In fact, you might very well have found yourself quite fond of your operating system's default media player. That's alright too. I'm not about to show or suggest third-party tools that might add confusion to your routine. Instead, you might want to check out a little chunk of software called Windows Media Player Plus! This app--really, a series of plugins--isn't a replacement for Windows Media Player. It simply builds free enhancements into Windows Media Player to give you even more options to tinker with and features to enjoy.
Sometimes, a particular application comes along that is just so groundbreaking, so interesting, so... kick ass... that it deserves its own special mention in a separate, "you must download this app right now" kind of article. While I write a number of these such stories-weekly updates of interesting little programs you might want to check out if you have a spare moment-rarely do I so vehemently demand that you grab an application and download it. Immediately.\
Instant Elevator Music is that kind of an application.
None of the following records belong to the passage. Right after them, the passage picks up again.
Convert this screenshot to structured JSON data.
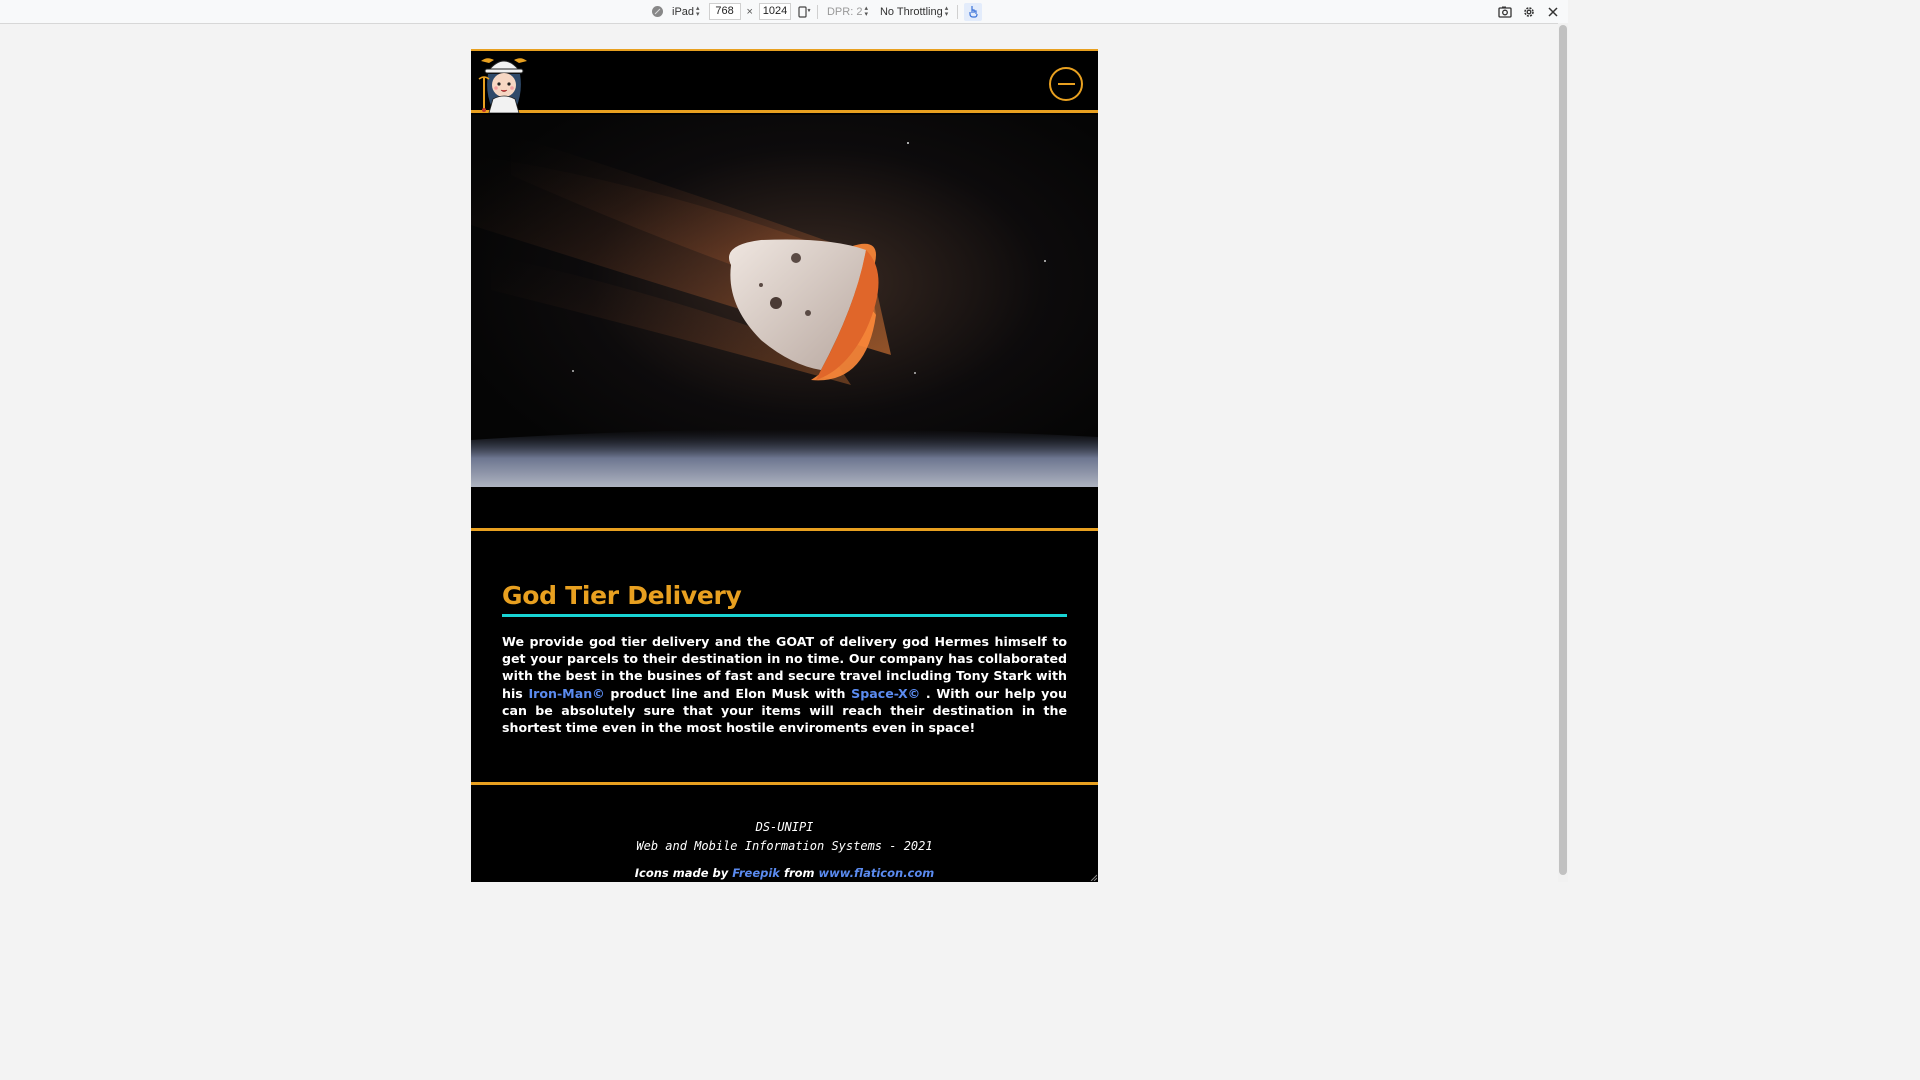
{
  "devtools": {
    "device": "iPad",
    "width": "768",
    "height": "1024",
    "dimension_separator": "×",
    "dpr": "DPR: 2",
    "throttling": "No Throttling"
  },
  "site": {
    "article": {
      "title": "God Tier Delivery",
      "text_1": "We provide god tier delivery and the GOAT of delivery god Hermes himself to get your parcels to their destination in no time. Our company has collaborated with the best in the busines of fast and secure travel including Tony Stark with his ",
      "link_ironman": "Iron-Man©",
      "text_2": " product line and Elon Musk with ",
      "link_spacex": "Space-X©",
      "text_3": " . With our help you can be absolutely sure that your items will reach their destination in the shortest time even in the most hostile enviroments even in space!"
    },
    "footer": {
      "line1": "DS-UNIPI",
      "line2": "Web and Mobile Information Systems - 2021",
      "credit_prefix": "Icons made by ",
      "credit_author": "Freepik",
      "credit_middle": " from ",
      "credit_site": "www.flaticon.com"
    }
  },
  "colors": {
    "accent": "#e8a020",
    "title_underline": "#18d4d4",
    "link": "#5b8bf0",
    "page_bg": "#000000"
  },
  "icons": [
    "device-emulation-icon",
    "rotate-icon",
    "touch-icon",
    "screenshot-icon",
    "settings-gear-icon",
    "close-icon",
    "hermes-logo-icon",
    "menu-icon"
  ]
}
Installing a password onto your default user account in Windows 7 is one of the best--and easiest--ways to keep average folk from messing around with your system. However, if you don't often have said "folk" around to bother with your PC, you might be tempted to relax your own security settings for convenience's sake.
After all, locking down your Windows account means that you'll never be able to just hit your power button and brew a coffee while your system boots. To get into the real meat of your operating system's boot process, you'll have to hover around your system and enter your password to continue onward. That's not the most frustrating of situations, however, it does become a pain if you're ever running a huge batch of downloads that's set to restart your system when it's done--or updates, for that matter. Or, worse, if your system just takes forever to boot.
Simply put, you'll never be able to just one-shot it to your desktop. Your own security settings prevent that... until now!
Since its inception, the Window Recycle bin has operated with one purpose in mind: holding your stuff. As well, the recycle bin has always come with a super-bonus feature that, when activated, sends said stuff into the digital ether of your hard drive--or, technically, it marks the location of said stuff as "free space" on your hard drive, rendering said location available for an overwrite at some indeterminate point in the future.
There goes the joke.
Anyway, that's about it. You can send things to the Recycle Bin and you can delete things from the Recycle Bin. End of story. But thankfully--and finally--there's a piece of freeware that extends the usefulness of this digital trash pile just a wee bit past its original intention. It's not a monumental shift or crazy new feature, just a little, necessary tweak to an old friend.